#### WHAT THE TASK ASKS
Establish how many lines in the entries hold the string "Churidar". The number by itself is the whole answer.
# # # # #
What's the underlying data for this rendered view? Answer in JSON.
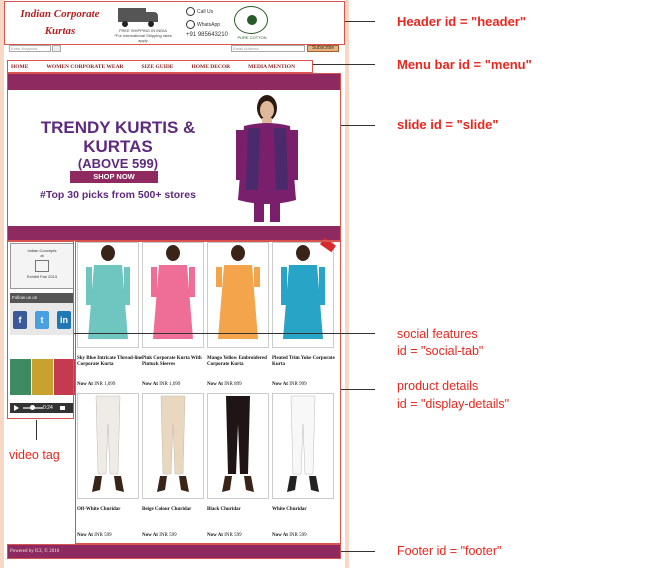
{
  "header": {
    "brand_line1": "Indian Corporate",
    "brand_line2": "Kurtas",
    "shipping_text1": "FREE SHIPPING IN INDIA",
    "shipping_text2": "*For International Shipping rates apply",
    "call_label": "Call Us",
    "whatsapp_label": "WhatsApp",
    "phone": "+91 985643210",
    "cotton_label": "PURE COTTON"
  },
  "search": {
    "keyword_placeholder": "Enter Keyword",
    "email_placeholder": "Email Address",
    "subscribe_label": "Subscribe"
  },
  "menu": {
    "items": [
      "HOME",
      "WOMEN CORPORATE WEAR",
      "SIZE GUIDE",
      "HOME DECOR",
      "MEDIA MENTION"
    ]
  },
  "slide": {
    "headline": "TRENDY KURTIS & KURTAS",
    "subline": "(ABOVE 599)",
    "button_label": "SHOP NOW",
    "footline": "#Top 30 picks from 500+ stores"
  },
  "social": {
    "concepts_line1": "Indian Concepts",
    "concepts_line2": "at",
    "concepts_line3": "Exhibit Fair 2013",
    "follow_label": "Follow us on",
    "icons": [
      "facebook-icon",
      "twitter-icon",
      "linkedin-icon"
    ],
    "video_time": "0:24"
  },
  "products": [
    {
      "name": "Sky Blue Intricate Thread-line Corporate Kurta",
      "price_label": "Now At",
      "price": "INR 1,099",
      "color": "#6fc6c0"
    },
    {
      "name": "Pink Corporate Kurta With Pintuck Sleeves",
      "price_label": "Now At",
      "price": "INR 1,099",
      "color": "#ee6e98"
    },
    {
      "name": "Mango Yellow Embroidered Corporate Kurta",
      "price_label": "Now At",
      "price": "INR 899",
      "color": "#f4a54c"
    },
    {
      "name": "Pleated Trim Yoke Corporate Kurta",
      "price_label": "Now At",
      "price": "INR 999",
      "color": "#27a4c6"
    },
    {
      "name": "Off-White Churidar",
      "price_label": "Now At",
      "price": "INR 599",
      "color": "#efebe6"
    },
    {
      "name": "Beige Colour Churidar",
      "price_label": "Now At",
      "price": "INR 599",
      "color": "#ead7c0"
    },
    {
      "name": "Black Churidar",
      "price_label": "Now At",
      "price": "INR 599",
      "color": "#1f1416"
    },
    {
      "name": "White Churidar",
      "price_label": "Now At",
      "price": "INR 599",
      "color": "#f8f8f8"
    }
  ],
  "footer": {
    "text": "Powered by ICI, © 2016"
  },
  "annotations": {
    "header": "Header id = \"header\"",
    "menu": "Menu bar id = \"menu\"",
    "slide": "slide id = \"slide\"",
    "social_1": "social features",
    "social_2": "id = \"social-tab\"",
    "product_1": "product details",
    "product_2": "id = \"display-details\"",
    "video": "video tag",
    "footer": "Footer id = \"footer\""
  },
  "colors": {
    "accent": "#8e2a5f",
    "annotation": "#e8271f",
    "page_bg": "#f7d8c4"
  }
}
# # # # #
#### RESPONSE TO THIS TASK
4